The soldier made international headlines after allegedly shooting and killing a wounded Palestinian on Thursday. The Palestinian, accused of stabbing another Israeli soldier, was immobilized on the ground and shot dead.

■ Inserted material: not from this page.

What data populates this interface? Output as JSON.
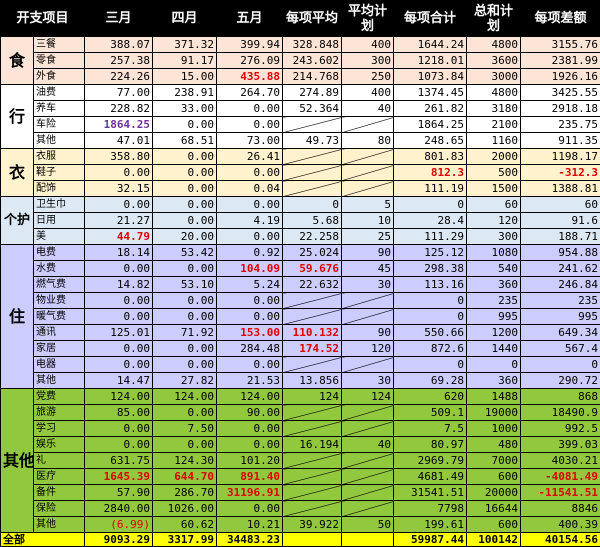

A video of the incident quickly spread on social media.
Although the soldier maintains he “did the right thing at the right time,” the prosecution deemed the shooting a “grave offense” on Tuesday.
The soldier has claimed he feared for his life and the lives of his fellow soldiers, citing concerns that the wounded man could have tried to blow himself up.
However, reports have surfaced which state that the soldier was not an early responder to the scene, and that the Palestinian had already been checked for the possibility of having explosives by the time he arrived.
The prosecutor said investigations raise doubt about the soldier's account of events and his claim that soldiers' lives were in danger.
On Sunday, Army Radio reported that the shooter had told a friend the “terrorist needs to die” for stabbing a soldier, implying the shooting was not an act of self-defense.
The soldier's defense lawyer, Ilan Katz, has argued that an autopsy of the Palestinian man could prove vital for his client, noting that the soldier could be saved from murder and manslaughter charges if the man was already fatally injured from his earlier wounds.
If this is proven to be the case, the soldier could face lesser charges of negligent homicide or violating the rules of engagement.
The case was initially to be heard in the Jaffa Military Court, but was moved to Kastina in an effort to reduce media coverage and the number of protesters.